Among the lines below, list those containing the string "Index".

_Data records_.
****

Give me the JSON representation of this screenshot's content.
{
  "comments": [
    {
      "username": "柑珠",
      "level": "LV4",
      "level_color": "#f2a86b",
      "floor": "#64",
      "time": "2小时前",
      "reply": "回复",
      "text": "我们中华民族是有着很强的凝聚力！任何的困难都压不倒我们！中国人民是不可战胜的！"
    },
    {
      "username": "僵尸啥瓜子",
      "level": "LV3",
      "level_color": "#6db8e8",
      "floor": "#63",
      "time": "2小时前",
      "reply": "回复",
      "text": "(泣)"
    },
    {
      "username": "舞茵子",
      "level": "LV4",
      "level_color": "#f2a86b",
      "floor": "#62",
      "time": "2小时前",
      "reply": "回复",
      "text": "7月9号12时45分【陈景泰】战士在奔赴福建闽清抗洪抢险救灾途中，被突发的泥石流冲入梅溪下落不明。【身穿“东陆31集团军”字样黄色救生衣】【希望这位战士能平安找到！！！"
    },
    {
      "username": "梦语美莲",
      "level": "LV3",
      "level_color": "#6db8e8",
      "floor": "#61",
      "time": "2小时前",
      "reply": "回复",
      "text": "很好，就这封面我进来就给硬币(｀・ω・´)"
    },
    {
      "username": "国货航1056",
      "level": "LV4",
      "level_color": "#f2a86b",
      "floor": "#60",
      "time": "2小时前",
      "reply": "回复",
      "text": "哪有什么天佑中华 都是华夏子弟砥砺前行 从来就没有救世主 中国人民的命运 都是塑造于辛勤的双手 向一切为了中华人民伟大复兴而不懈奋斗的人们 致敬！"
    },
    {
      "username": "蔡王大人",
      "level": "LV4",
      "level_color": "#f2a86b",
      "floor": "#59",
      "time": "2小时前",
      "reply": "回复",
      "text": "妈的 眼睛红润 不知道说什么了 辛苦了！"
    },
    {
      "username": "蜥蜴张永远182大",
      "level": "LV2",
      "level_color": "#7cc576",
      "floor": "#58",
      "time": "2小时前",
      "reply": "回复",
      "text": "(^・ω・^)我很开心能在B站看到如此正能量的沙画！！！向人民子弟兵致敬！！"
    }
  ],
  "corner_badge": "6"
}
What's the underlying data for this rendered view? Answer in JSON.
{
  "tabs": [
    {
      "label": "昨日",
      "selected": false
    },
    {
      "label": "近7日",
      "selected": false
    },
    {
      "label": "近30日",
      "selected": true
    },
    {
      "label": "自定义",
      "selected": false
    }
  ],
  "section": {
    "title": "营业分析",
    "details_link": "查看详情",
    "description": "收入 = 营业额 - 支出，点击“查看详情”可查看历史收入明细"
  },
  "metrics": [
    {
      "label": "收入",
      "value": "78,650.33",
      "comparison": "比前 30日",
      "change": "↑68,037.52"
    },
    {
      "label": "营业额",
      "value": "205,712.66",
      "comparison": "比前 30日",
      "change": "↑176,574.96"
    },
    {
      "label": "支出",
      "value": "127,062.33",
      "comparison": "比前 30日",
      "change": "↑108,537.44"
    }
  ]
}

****

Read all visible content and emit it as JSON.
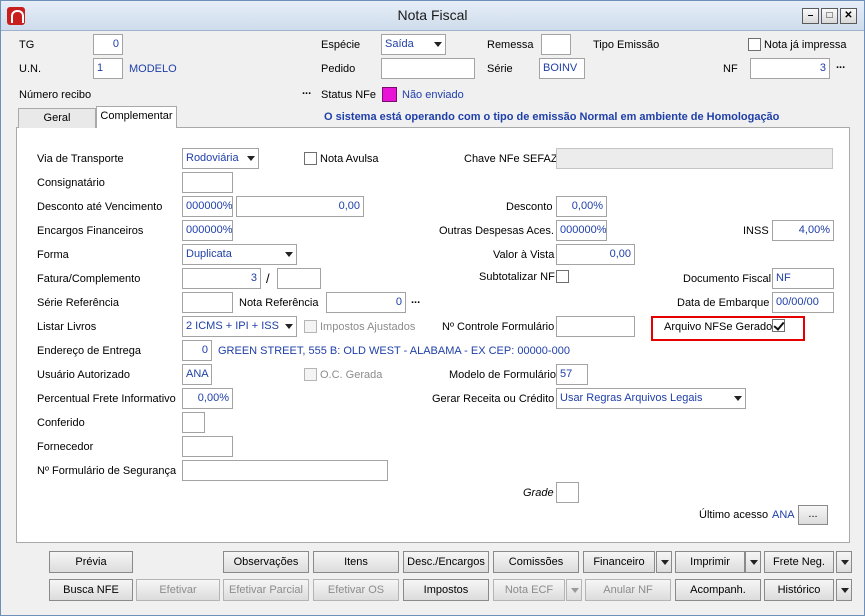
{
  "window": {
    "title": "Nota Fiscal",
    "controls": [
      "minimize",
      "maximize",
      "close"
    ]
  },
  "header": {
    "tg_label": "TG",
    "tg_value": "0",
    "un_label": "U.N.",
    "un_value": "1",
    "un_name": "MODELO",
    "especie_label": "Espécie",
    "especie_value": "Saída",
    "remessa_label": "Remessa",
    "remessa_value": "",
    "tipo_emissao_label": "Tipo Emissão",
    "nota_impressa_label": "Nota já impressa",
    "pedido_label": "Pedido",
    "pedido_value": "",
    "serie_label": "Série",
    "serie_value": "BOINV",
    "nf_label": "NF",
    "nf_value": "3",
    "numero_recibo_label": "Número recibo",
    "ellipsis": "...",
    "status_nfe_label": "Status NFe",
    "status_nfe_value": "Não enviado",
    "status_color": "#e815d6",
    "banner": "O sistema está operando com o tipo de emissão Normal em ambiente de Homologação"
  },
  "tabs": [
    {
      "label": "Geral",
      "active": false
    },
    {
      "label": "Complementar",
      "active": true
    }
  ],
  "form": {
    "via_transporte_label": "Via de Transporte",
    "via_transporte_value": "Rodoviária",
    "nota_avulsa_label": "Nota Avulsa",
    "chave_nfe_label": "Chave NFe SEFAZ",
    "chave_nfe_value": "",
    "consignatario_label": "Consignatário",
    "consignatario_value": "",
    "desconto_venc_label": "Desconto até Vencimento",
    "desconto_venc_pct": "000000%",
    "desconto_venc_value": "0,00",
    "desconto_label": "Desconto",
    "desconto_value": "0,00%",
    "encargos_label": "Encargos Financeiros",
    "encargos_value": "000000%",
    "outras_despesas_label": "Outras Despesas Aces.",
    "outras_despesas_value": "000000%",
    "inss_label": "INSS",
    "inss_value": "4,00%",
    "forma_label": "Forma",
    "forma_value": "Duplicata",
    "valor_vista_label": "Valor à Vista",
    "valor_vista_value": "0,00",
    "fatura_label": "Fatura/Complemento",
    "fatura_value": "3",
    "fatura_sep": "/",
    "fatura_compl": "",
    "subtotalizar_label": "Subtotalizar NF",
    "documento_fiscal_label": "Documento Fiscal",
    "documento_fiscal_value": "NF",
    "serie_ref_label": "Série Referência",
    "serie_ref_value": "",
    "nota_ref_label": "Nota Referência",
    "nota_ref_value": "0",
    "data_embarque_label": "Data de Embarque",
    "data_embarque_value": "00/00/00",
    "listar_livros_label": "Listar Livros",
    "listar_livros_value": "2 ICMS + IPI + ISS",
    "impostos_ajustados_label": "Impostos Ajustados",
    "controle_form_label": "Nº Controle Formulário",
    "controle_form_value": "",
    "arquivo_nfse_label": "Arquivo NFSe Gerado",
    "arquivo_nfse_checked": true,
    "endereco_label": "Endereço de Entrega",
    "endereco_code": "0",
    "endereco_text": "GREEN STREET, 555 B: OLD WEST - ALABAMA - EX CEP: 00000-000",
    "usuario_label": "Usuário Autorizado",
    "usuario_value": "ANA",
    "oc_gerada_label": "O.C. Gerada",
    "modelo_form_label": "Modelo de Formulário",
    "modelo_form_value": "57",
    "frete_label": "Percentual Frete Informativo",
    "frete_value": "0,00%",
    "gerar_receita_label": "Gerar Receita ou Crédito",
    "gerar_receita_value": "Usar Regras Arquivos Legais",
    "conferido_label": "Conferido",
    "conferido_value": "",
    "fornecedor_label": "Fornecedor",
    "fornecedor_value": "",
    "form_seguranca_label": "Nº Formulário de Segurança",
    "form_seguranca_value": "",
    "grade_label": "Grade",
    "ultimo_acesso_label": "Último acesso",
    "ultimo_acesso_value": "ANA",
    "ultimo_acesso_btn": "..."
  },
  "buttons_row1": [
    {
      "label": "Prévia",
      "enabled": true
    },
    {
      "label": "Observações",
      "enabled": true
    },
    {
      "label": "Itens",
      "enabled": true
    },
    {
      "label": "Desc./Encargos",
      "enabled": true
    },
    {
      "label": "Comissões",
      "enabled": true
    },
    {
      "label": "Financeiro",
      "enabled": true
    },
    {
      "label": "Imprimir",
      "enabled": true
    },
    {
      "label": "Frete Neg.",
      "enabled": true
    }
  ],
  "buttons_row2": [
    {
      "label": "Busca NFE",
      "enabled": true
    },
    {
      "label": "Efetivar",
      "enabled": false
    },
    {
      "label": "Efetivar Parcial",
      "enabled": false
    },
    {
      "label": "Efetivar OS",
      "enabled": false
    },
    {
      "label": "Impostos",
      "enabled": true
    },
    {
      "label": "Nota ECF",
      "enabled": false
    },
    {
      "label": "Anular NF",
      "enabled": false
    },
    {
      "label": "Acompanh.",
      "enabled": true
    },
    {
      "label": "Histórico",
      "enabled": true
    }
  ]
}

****

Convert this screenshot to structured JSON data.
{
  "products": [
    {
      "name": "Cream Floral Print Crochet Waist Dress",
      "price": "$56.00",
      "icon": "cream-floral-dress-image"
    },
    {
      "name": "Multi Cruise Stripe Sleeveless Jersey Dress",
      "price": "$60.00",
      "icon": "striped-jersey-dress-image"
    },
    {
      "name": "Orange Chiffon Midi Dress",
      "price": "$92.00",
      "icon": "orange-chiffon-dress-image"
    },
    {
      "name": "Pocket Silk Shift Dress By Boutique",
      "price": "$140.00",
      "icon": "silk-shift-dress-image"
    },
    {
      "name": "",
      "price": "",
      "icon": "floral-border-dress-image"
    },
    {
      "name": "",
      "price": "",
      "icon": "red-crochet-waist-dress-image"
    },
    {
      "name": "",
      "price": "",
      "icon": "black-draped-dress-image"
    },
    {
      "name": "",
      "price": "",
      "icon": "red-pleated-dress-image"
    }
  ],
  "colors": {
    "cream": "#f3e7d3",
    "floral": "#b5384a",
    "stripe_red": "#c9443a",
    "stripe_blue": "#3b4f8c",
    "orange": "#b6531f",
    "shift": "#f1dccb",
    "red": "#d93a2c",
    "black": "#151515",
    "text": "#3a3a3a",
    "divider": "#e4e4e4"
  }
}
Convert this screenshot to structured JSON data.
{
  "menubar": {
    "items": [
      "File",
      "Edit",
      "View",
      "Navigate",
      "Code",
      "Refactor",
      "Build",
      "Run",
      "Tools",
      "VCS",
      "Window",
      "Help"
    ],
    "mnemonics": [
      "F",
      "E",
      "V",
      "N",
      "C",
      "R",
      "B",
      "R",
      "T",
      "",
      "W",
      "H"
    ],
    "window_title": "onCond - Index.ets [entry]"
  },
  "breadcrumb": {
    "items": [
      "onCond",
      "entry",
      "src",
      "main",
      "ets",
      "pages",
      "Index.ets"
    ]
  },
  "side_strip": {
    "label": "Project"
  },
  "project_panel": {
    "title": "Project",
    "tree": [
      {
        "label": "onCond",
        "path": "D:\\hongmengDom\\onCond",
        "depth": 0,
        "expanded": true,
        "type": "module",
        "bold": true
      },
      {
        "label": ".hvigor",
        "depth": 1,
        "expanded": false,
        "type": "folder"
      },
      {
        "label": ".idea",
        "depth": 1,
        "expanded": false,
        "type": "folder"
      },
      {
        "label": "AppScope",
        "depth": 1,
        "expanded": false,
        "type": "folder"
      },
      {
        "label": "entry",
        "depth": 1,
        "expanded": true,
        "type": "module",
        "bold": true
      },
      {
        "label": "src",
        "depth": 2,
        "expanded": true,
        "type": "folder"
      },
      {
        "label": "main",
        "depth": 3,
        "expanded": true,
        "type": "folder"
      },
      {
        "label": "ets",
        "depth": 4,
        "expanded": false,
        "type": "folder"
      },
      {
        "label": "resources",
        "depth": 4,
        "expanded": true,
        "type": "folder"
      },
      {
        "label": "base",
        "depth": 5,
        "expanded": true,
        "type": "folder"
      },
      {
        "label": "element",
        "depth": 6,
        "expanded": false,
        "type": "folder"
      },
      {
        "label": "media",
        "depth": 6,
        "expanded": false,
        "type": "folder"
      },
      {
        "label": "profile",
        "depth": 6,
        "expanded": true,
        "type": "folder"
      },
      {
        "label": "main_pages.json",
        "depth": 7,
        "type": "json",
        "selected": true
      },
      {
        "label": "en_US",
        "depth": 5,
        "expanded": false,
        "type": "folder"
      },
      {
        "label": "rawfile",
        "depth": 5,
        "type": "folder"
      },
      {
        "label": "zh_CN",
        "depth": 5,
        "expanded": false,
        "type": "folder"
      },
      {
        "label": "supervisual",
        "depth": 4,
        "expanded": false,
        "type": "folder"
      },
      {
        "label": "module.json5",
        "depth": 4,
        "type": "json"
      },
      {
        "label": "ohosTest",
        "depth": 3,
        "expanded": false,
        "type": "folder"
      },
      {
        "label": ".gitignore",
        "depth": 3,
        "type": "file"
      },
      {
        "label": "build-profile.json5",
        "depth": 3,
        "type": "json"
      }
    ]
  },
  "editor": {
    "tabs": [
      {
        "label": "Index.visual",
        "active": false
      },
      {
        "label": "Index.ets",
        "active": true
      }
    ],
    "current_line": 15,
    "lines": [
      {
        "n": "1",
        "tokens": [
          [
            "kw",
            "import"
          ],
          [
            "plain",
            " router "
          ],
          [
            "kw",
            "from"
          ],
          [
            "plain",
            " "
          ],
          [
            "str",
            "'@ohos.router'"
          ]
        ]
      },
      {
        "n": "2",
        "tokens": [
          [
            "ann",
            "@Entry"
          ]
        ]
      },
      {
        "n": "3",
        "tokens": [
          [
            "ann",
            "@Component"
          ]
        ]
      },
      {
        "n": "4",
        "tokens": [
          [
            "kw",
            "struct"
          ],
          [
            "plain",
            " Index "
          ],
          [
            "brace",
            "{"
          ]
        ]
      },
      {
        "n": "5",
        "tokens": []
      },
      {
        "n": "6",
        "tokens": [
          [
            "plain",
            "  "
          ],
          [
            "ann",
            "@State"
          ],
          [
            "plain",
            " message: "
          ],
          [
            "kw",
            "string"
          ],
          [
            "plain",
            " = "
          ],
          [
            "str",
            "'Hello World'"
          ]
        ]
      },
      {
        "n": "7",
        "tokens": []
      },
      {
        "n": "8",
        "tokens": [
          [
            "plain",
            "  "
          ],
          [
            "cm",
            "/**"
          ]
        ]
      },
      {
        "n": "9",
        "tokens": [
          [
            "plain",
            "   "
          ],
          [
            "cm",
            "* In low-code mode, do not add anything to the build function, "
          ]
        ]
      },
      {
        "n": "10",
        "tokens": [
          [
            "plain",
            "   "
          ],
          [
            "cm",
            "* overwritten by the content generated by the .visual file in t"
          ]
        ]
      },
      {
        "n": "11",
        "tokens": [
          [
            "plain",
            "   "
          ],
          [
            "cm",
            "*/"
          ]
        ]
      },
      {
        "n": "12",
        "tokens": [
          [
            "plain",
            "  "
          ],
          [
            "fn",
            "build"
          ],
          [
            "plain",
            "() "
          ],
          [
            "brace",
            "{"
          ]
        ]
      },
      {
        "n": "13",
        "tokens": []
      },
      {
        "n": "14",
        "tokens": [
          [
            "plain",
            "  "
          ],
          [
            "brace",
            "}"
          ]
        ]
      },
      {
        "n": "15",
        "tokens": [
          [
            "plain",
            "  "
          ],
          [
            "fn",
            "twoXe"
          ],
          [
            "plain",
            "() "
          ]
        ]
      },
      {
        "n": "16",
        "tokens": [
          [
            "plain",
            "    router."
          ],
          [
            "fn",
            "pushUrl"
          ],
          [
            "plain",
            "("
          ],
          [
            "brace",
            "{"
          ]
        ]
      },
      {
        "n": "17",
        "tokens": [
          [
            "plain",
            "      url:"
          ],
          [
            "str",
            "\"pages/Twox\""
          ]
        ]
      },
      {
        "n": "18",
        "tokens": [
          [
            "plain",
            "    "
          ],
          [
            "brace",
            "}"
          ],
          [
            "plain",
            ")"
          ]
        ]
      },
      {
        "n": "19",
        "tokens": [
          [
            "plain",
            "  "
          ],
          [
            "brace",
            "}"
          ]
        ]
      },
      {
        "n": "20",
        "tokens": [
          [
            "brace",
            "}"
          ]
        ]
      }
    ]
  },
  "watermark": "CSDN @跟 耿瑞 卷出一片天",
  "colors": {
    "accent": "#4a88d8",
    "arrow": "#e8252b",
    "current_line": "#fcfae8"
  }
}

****

_Your response_.
    "window_title": "onCond - Index.ets [entry]"
      "Index.ets"
        "label": "Index.visual",
        "label": "Index.ets",
            " Index "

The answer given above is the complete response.